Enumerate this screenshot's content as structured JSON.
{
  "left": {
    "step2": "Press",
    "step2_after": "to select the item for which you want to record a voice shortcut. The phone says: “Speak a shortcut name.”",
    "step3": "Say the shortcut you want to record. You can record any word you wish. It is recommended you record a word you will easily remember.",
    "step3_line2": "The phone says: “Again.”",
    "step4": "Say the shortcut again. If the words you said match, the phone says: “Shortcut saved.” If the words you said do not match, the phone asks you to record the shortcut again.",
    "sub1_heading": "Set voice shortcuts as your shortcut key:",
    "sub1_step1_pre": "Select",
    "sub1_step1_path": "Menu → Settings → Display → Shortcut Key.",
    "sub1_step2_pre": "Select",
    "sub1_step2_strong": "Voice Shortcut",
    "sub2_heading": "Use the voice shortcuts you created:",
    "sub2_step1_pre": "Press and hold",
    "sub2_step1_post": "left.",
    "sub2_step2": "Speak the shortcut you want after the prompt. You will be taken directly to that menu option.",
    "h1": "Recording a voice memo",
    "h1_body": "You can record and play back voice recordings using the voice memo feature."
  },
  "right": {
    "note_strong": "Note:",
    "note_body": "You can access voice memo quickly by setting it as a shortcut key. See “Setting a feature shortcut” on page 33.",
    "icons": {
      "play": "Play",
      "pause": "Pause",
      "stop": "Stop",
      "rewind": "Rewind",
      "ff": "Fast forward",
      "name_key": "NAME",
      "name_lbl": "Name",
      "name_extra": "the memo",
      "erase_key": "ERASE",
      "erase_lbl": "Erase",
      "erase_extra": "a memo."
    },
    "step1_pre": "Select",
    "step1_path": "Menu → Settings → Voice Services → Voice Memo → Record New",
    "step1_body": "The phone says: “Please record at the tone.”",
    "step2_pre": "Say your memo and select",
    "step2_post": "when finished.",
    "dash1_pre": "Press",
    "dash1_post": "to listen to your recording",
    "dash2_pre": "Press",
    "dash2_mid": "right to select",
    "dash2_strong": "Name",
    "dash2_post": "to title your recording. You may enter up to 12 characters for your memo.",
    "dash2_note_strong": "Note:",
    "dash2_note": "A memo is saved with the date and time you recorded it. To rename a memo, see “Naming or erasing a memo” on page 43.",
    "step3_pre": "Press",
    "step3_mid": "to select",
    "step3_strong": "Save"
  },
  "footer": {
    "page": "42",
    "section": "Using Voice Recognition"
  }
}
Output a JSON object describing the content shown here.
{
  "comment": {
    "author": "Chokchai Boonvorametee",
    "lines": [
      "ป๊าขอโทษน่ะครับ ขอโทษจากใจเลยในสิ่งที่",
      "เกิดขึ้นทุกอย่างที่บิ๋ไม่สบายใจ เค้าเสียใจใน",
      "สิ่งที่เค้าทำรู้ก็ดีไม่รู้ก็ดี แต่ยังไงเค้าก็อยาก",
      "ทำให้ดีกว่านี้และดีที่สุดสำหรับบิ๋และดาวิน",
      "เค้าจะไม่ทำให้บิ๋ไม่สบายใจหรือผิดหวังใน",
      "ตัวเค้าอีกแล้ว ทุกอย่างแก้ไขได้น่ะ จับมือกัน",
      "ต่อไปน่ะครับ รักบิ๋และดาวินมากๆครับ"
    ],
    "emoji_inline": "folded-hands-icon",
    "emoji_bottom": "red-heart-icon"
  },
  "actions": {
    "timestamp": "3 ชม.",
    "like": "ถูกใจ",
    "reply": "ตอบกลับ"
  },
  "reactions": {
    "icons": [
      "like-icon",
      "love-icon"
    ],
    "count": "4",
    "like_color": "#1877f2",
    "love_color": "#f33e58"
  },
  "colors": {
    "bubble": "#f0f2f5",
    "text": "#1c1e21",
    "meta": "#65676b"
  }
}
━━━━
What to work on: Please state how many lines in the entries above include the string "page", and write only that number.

Written response: 3